On the autopsy date after 14 days from the start of the administration test of the test substances, blood was collected from the abdominal vena cava of all the animals under somnopentyl anesthesia. After collecting the blood, the mice were euthanized by exsanguination. The obtained blood was immediately collected into a centrifuge tube in which heparin was put, followed by centrifugation at 3000 rpm for 10 minutes, to obtain blood plasma.

The aspartate transaminase (AST) concentration and the alanine transferase (ALT) concentration in blood plasma were measured by the JSCC standardization-corresponding method using an automatic analyzer, HITACHI 7180. The measured values were shown as average ±standard deviation (Mean±SD).

(Results)

The results are shown in FIG. 15. As is obvious from FIG. 15, as compared with the solvent group, the AST and ALT concentrations in blood plasma of the roughly purified compound I group each decreased. (Unpaired t-test (solvent group vs roughly purified compound I group), *p<0.05 vs solvent group, normal group (n=5), solvent group (n=19), roughly purified compound I group (n=15), AST: p=0.05, ALT: p<0.05)

INDUSTRIAL APPLICABILITY

In the test using the compounds of the present invention, AST and ALT in blood decreased. Accordingly, the compounds of the present invention can be used as liver disorder inhibitors.

Claims

1. A compound represented by formula (2):

(wherein R1 represents a methyl group having a carboxyl group, and R2 represents a hydrogen atom, or R1 and R2 optionally form a cyclic structure together to represent a C2 to C3 alkylene chain).
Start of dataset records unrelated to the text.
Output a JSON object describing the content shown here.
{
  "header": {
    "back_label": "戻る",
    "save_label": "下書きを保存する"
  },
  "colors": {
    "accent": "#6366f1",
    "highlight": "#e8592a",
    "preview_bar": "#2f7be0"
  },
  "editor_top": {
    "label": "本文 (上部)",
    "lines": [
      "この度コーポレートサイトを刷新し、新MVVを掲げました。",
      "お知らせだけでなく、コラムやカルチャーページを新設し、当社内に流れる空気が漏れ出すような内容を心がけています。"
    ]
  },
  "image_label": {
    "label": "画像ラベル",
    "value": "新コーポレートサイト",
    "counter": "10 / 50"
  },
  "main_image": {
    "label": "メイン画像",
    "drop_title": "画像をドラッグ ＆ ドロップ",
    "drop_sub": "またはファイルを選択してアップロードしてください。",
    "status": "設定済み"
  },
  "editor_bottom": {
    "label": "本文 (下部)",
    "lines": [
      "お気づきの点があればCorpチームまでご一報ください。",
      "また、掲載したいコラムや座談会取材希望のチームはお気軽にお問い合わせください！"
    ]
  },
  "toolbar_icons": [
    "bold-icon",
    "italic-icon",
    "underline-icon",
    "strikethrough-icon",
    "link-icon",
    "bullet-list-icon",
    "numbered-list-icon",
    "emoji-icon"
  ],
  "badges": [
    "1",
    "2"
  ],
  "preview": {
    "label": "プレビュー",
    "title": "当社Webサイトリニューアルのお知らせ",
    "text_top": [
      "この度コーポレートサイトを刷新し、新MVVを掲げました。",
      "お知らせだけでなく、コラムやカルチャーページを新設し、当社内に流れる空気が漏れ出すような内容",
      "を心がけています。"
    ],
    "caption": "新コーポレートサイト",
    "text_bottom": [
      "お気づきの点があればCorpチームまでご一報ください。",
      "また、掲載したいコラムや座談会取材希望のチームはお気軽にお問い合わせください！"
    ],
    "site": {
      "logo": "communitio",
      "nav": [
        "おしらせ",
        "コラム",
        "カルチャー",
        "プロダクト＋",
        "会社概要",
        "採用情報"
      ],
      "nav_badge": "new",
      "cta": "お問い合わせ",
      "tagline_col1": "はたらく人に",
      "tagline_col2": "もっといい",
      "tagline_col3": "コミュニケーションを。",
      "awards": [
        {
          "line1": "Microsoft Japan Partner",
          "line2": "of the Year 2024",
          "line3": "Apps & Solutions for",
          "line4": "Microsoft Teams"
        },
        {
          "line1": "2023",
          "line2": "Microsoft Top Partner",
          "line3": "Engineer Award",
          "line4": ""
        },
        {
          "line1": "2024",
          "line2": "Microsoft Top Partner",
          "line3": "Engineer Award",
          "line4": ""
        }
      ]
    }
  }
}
2. The compound according to claim 1, wherein

the compound represented by formula (2) is represented by the following structures:

3. A method for inhibiting liver disorder comprising:

administering one or more compounds represented by formula (2):
(wherein R1 represents a methyl group having a carboxyl group, and R2 represents a hydrogen atom, or R1 and R2 optionally form a cyclic structure together to represent a C2 to C3 alkylene chain) to a subject having liver disorder.

4. The method for inhibiting liver disorder according to claim 3, wherein the liver disorder is nonalcoholic steatohepatitis (NASH).

5. A method for conversion to a compound of formula (2), comprising:

heating a compound represented by formula (1) in an aqueous solution to which an alkaline substance for generating hydroxide ions is added:
(wherein R1 represents a methyl group having a carboxyl group, and R2 represents a hydrogen atom, or R1 and R2 optionally form a cyclic structure together to represent a C2 to C3 alkylene chain).

6. The method according to claim 3, wherein the compound represented by formula (1) is allowed to react in an aqueous solution having a pH of 6.0 to 12.0 to which the alkaline substance for generating hydroxide ions is added, at 80 to 130° C. for 20 minutes to 240 minutes.

Patent History
Publication number: 20200039964
Type: Application
Filed: Oct 15, 2019
Publication Date: Feb 6, 2020
Applicants: ADABIO CO., LTD. (Gunma), OTSUKA PHARMACEUTICAL FACTORY, INC. (Tokushima)
Inventors: Katsuya HIRAISHI (Gunma), Fumie JIMMA (Gunma), Hiroyuki SOMA (Gunma), Taro ADACHI (Gunma), Masakazu ADACHI (Gunma), Ippei YAMAOKA (Tokushima), Tomohiro KAGAWA (Tokushima)
Application Number: 16/653,344
Classifications
International Classification: C07D 405/04 (20060101); A61K 31/341 (20060101); A23L 33/105 (20060101); A61K 31/194 (20060101); A61K 31/4015 (20060101); A61K 31/4025 (20060101); C07C 233/12 (20060101); C07D 207/12 (20060101); C07D 307/20 (20060101); C07C 231/02 (20060101); C07C 235/12 (20060101); C07D 207/416 (20060101); A61K 31/197 (20060101);